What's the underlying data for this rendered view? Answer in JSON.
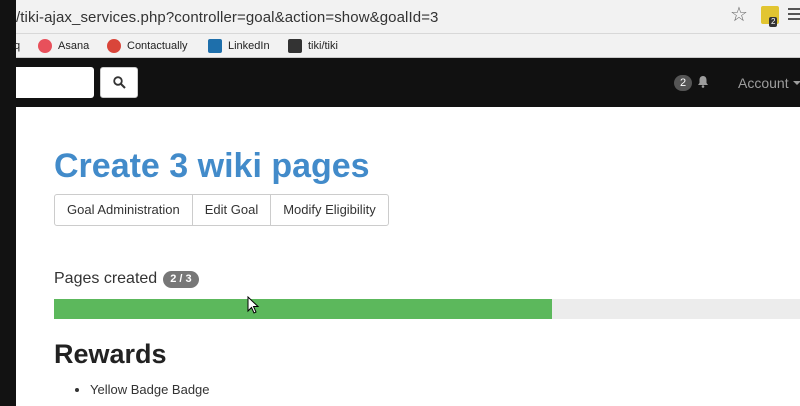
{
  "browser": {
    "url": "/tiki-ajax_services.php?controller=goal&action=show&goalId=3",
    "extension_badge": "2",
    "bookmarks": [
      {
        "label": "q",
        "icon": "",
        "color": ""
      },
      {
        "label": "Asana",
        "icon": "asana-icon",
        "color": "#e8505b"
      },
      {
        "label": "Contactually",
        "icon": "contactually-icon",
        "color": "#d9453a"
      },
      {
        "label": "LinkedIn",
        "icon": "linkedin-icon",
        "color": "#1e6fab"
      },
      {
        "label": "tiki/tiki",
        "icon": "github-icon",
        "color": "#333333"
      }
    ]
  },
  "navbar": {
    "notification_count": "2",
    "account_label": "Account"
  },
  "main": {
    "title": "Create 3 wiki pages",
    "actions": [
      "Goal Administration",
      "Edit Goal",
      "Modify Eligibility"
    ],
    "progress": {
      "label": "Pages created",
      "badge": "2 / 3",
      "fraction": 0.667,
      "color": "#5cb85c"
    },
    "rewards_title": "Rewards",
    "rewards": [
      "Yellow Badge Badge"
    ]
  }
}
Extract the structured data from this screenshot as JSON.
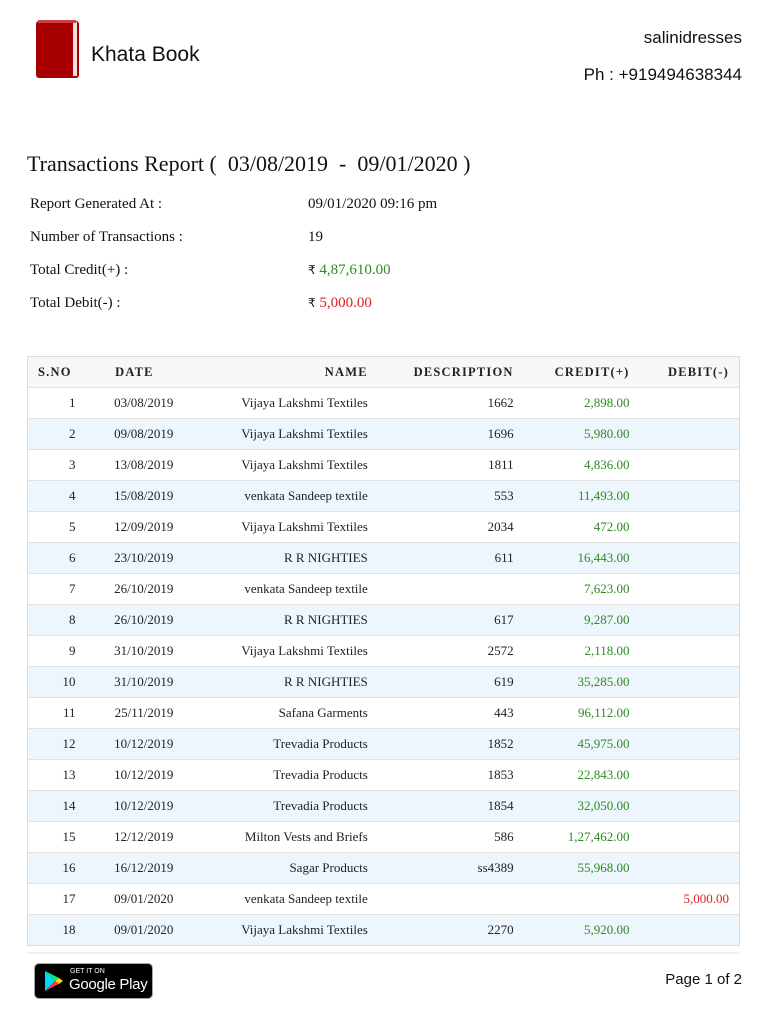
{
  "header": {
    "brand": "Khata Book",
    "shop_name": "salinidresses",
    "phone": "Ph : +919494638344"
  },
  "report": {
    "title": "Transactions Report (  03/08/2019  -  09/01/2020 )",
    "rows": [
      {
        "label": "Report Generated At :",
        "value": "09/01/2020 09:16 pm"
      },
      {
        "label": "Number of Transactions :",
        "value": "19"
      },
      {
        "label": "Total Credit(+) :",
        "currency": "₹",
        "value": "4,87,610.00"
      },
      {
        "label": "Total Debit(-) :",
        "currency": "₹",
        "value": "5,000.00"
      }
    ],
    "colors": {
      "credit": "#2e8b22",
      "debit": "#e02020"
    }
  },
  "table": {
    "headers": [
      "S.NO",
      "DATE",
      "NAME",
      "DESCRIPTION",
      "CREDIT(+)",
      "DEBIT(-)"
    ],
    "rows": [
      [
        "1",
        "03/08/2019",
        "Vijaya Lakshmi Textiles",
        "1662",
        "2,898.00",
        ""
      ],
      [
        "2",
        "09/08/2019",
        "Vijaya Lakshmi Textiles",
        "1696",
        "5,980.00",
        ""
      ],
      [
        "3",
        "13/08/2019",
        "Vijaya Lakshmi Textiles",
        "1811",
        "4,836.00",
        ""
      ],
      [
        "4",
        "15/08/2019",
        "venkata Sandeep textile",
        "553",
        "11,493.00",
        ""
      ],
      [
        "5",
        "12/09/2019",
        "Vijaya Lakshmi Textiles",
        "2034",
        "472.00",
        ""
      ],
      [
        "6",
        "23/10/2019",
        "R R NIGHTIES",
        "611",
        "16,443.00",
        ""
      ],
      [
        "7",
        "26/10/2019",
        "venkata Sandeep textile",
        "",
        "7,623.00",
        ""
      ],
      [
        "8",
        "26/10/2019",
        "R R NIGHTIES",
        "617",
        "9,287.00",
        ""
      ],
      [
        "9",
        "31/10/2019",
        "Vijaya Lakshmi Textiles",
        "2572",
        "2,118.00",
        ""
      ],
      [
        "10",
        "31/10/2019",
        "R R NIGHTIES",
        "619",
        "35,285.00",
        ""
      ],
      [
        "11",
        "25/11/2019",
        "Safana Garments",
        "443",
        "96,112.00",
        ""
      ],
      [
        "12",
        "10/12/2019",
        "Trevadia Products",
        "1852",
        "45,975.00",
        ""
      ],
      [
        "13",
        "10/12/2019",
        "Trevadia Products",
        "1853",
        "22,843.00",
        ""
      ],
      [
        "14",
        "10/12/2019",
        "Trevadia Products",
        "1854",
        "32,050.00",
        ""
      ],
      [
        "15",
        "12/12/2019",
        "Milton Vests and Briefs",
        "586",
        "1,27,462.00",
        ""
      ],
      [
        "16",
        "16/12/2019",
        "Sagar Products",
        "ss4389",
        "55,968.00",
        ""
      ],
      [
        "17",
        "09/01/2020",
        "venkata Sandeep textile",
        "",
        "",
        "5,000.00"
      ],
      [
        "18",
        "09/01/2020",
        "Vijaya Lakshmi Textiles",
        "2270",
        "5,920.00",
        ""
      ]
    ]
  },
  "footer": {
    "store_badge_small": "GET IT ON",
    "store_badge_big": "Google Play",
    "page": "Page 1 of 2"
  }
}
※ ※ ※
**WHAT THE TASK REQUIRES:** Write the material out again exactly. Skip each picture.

**OUTPUT FOR THIS EXERCISE:**
What's the underlying data for this rendered view? Answer in JSON.
{
  "browser": {
    "url": "/tiki-ajax_services.php?controller=goal&action=show&goalId=3",
    "extension_badge": "2",
    "bookmarks": [
      {
        "label": "q",
        "icon": "",
        "color": ""
      },
      {
        "label": "Asana",
        "icon": "asana-icon",
        "color": "#e8505b"
      },
      {
        "label": "Contactually",
        "icon": "contactually-icon",
        "color": "#d9453a"
      },
      {
        "label": "LinkedIn",
        "icon": "linkedin-icon",
        "color": "#1e6fab"
      },
      {
        "label": "tiki/tiki",
        "icon": "github-icon",
        "color": "#333333"
      }
    ]
  },
  "navbar": {
    "notification_count": "2",
    "account_label": "Account"
  },
  "main": {
    "title": "Create 3 wiki pages",
    "actions": [
      "Goal Administration",
      "Edit Goal",
      "Modify Eligibility"
    ],
    "progress": {
      "label": "Pages created",
      "badge": "2 / 3",
      "fraction": 0.667,
      "color": "#5cb85c"
    },
    "rewards_title": "Rewards",
    "rewards": [
      "Yellow Badge Badge"
    ]
  }
}
Extract the structured data from this screenshot as JSON.
{
  "header": {
    "brand": "Khata Book",
    "shop_name": "salinidresses",
    "phone": "Ph : +919494638344"
  },
  "report": {
    "title": "Transactions Report (  03/08/2019  -  09/01/2020 )",
    "rows": [
      {
        "label": "Report Generated At :",
        "value": "09/01/2020 09:16 pm"
      },
      {
        "label": "Number of Transactions :",
        "value": "19"
      },
      {
        "label": "Total Credit(+) :",
        "currency": "₹",
        "value": "4,87,610.00"
      },
      {
        "label": "Total Debit(-) :",
        "currency": "₹",
        "value": "5,000.00"
      }
    ],
    "colors": {
      "credit": "#2e8b22",
      "debit": "#e02020"
    }
  },
  "table": {
    "headers": [
      "S.NO",
      "DATE",
      "NAME",
      "DESCRIPTION",
      "CREDIT(+)",
      "DEBIT(-)"
    ],
    "rows": [
      [
        "1",
        "03/08/2019",
        "Vijaya Lakshmi Textiles",
        "1662",
        "2,898.00",
        ""
      ],
      [
        "2",
        "09/08/2019",
        "Vijaya Lakshmi Textiles",
        "1696",
        "5,980.00",
        ""
      ],
      [
        "3",
        "13/08/2019",
        "Vijaya Lakshmi Textiles",
        "1811",
        "4,836.00",
        ""
      ],
      [
        "4",
        "15/08/2019",
        "venkata Sandeep textile",
        "553",
        "11,493.00",
        ""
      ],
      [
        "5",
        "12/09/2019",
        "Vijaya Lakshmi Textiles",
        "2034",
        "472.00",
        ""
      ],
      [
        "6",
        "23/10/2019",
        "R R NIGHTIES",
        "611",
        "16,443.00",
        ""
      ],
      [
        "7",
        "26/10/2019",
        "venkata Sandeep textile",
        "",
        "7,623.00",
        ""
      ],
      [
        "8",
        "26/10/2019",
        "R R NIGHTIES",
        "617",
        "9,287.00",
        ""
      ],
      [
        "9",
        "31/10/2019",
        "Vijaya Lakshmi Textiles",
        "2572",
        "2,118.00",
        ""
      ],
      [
        "10",
        "31/10/2019",
        "R R NIGHTIES",
        "619",
        "35,285.00",
        ""
      ],
      [
        "11",
        "25/11/2019",
        "Safana Garments",
        "443",
        "96,112.00",
        ""
      ],
      [
        "12",
        "10/12/2019",
        "Trevadia Products",
        "1852",
        "45,975.00",
        ""
      ],
      [
        "13",
        "10/12/2019",
        "Trevadia Products",
        "1853",
        "22,843.00",
        ""
      ],
      [
        "14",
        "10/12/2019",
        "Trevadia Products",
        "1854",
        "32,050.00",
        ""
      ],
      [
        "15",
        "12/12/2019",
        "Milton Vests and Briefs",
        "586",
        "1,27,462.00",
        ""
      ],
      [
        "16",
        "16/12/2019",
        "Sagar Products",
        "ss4389",
        "55,968.00",
        ""
      ],
      [
        "17",
        "09/01/2020",
        "venkata Sandeep textile",
        "",
        "",
        "5,000.00"
      ],
      [
        "18",
        "09/01/2020",
        "Vijaya Lakshmi Textiles",
        "2270",
        "5,920.00",
        ""
      ]
    ]
  },
  "footer": {
    "store_badge_small": "GET IT ON",
    "store_badge_big": "Google Play",
    "page": "Page 1 of 2"
  }
}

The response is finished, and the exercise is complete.